For those JDs with an interest in potentially lateraling to or transferring to Asia in the future, please feel free to reach out to Kinney for advice on firm choices, interviewing and practice choices, relating to future marketability in Asia, or for a general discussion on your particular Asia markets of interest. This is of course a free of cost service for those who some years in the future may be our future industry contacts or perhaps even clients.
For some years now Kinney’s Asia head, Evan Jowers, has been formally advising Harvard Law students with such questions, as the Asia expert in Harvard Law’s “Ask The Experts Market Program” each summer and fall, with podcasts and scheduled phone calls. This has been an enjoyable and productive experience for all involved.
Whether you’re fresh off the bar exam or hitting your stride after hanging a shingle a few years ago, one thing’s for certain: independent attorneys who start a solo or small-law practice live with a certain amount of stress.
Non-attorneys would think the stress comes from preparing for a big trial, deposing a hostile witness, or crafting the perfect contract for a picky client.
But that’s nothing compared to the constant, nagging, real-life kind, the kind you get from the day-to-day grind of being a law-abiding attorney.
Connecticut plaintiffs-side boutique litigation firm (12 lawyers) seeks full-time associate with 2-4 years litigation experience, top tier undergraduate and law school education. Journal or clerkship experience a plus; highest ethical standards and strong work ethic required. Familiarity with Connecticut state court legal practice is preferred, but not required.

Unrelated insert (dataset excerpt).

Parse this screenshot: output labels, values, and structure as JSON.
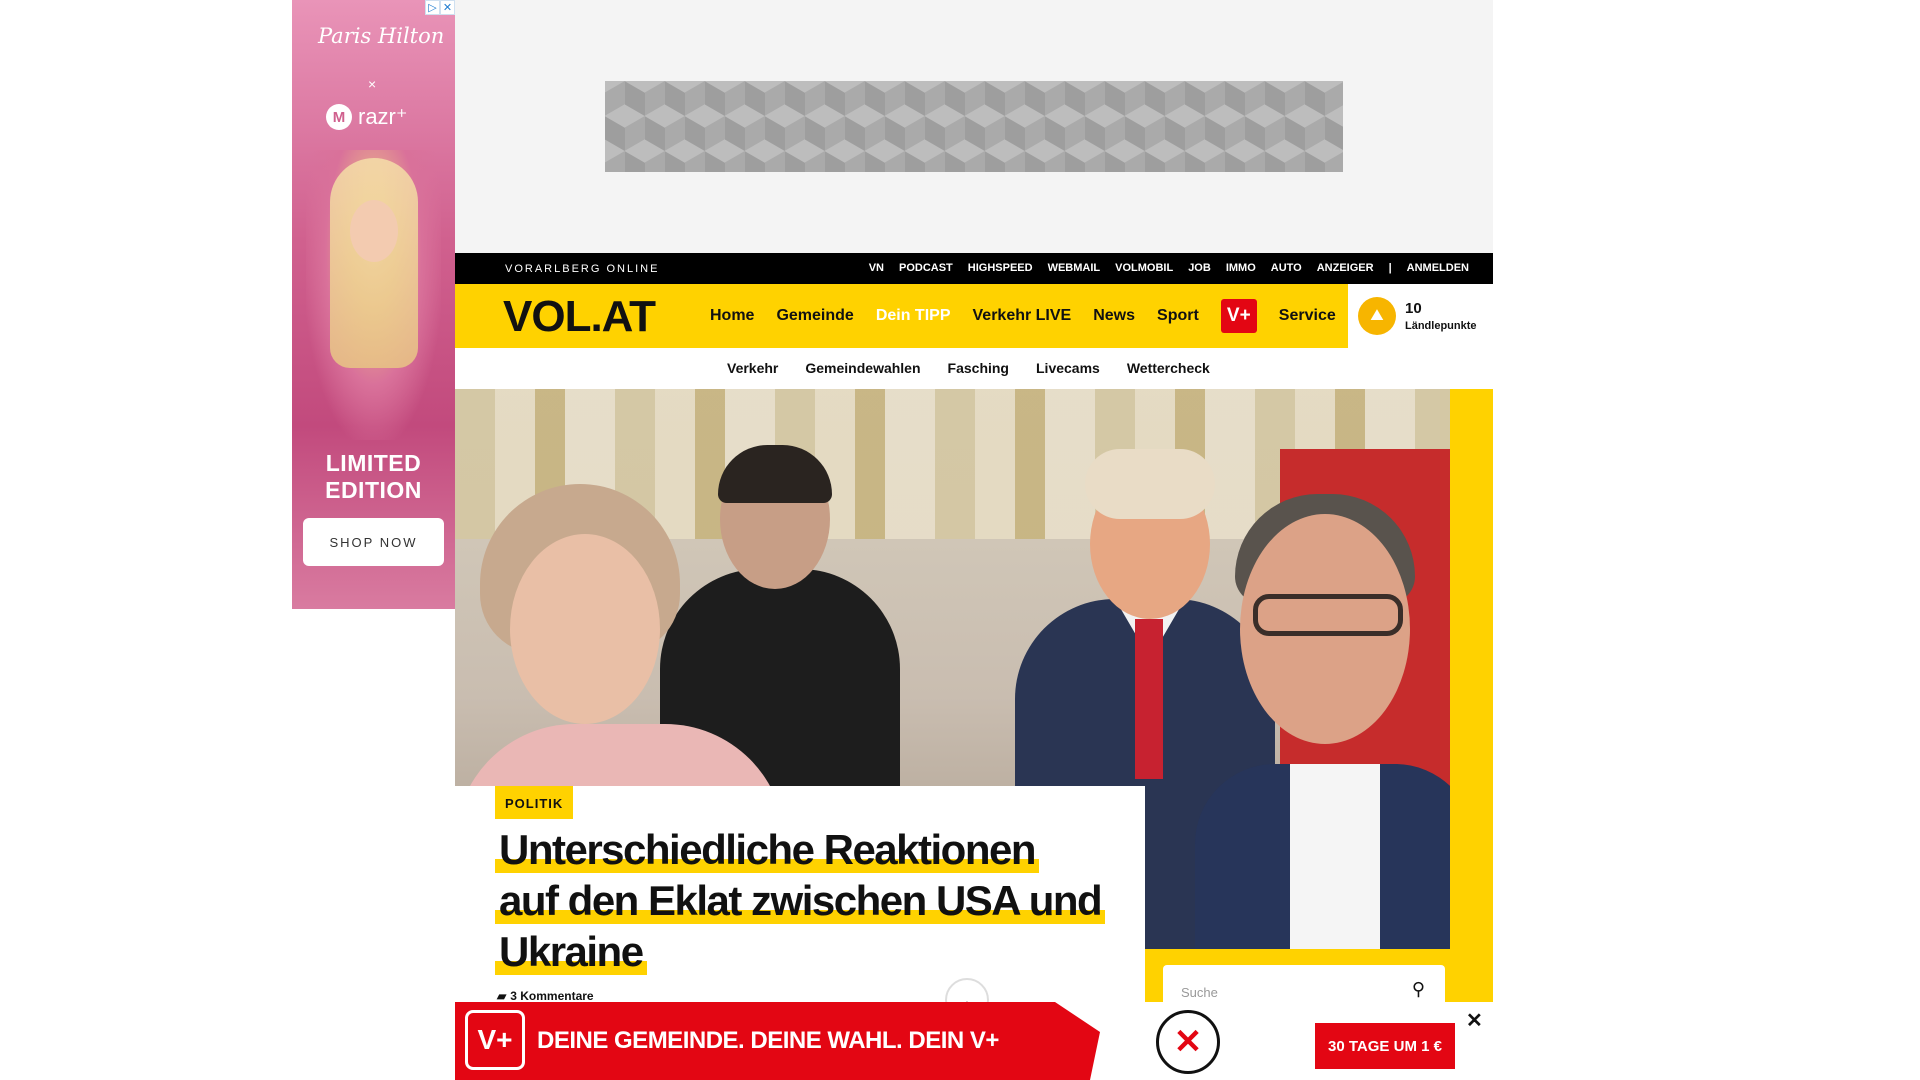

The firm handles sophisticated, high-end cases for plaintiffs, including individuals and businesses with significant claims in a wide array of matters. Our cases often have important public policy implications, and are litigated in state and federal courts throughout Connecticut. Representative areas of practice include medical malpractice, catastrophic personal injury, business torts, deceptive trade practices and other complex commercial litigation, and products liability.
Additional information can be located on our website, at www.sgtlaw.com.